__YOUR INSTRUCTIONS__:
Your output should repeat each record below with no differences.

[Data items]
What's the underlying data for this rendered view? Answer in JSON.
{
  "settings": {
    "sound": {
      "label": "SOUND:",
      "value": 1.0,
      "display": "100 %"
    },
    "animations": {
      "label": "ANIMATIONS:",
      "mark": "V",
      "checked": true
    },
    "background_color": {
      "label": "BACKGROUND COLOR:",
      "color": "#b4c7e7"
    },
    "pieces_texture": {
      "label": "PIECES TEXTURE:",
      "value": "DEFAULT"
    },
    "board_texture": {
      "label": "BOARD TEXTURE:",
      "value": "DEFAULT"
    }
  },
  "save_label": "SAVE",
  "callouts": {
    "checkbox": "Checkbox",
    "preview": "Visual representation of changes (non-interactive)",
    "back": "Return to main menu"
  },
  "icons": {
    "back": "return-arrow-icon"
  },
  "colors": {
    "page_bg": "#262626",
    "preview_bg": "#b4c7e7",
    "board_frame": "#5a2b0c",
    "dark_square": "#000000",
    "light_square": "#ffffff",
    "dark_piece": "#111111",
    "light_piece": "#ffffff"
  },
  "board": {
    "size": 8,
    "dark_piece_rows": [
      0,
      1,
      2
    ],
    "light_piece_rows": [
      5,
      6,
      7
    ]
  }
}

__SOLUTION__:
What's the underlying data for this rendered view? Answer in JSON.
{
  "settings": {
    "sound": {
      "label": "SOUND:",
      "value": 1.0,
      "display": "100 %"
    },
    "animations": {
      "label": "ANIMATIONS:",
      "mark": "V",
      "checked": true
    },
    "background_color": {
      "label": "BACKGROUND COLOR:",
      "color": "#b4c7e7"
    },
    "pieces_texture": {
      "label": "PIECES TEXTURE:",
      "value": "DEFAULT"
    },
    "board_texture": {
      "label": "BOARD TEXTURE:",
      "value": "DEFAULT"
    }
  },
  "save_label": "SAVE",
  "callouts": {
    "checkbox": "Checkbox",
    "preview": "Visual representation of changes (non-interactive)",
    "back": "Return to main menu"
  },
  "icons": {
    "back": "return-arrow-icon"
  },
  "colors": {
    "page_bg": "#262626",
    "preview_bg": "#b4c7e7",
    "board_frame": "#5a2b0c",
    "dark_square": "#000000",
    "light_square": "#ffffff",
    "dark_piece": "#111111",
    "light_piece": "#ffffff"
  },
  "board": {
    "size": 8,
    "dark_piece_rows": [
      0,
      1,
      2
    ],
    "light_piece_rows": [
      5,
      6,
      7
    ]
  }
}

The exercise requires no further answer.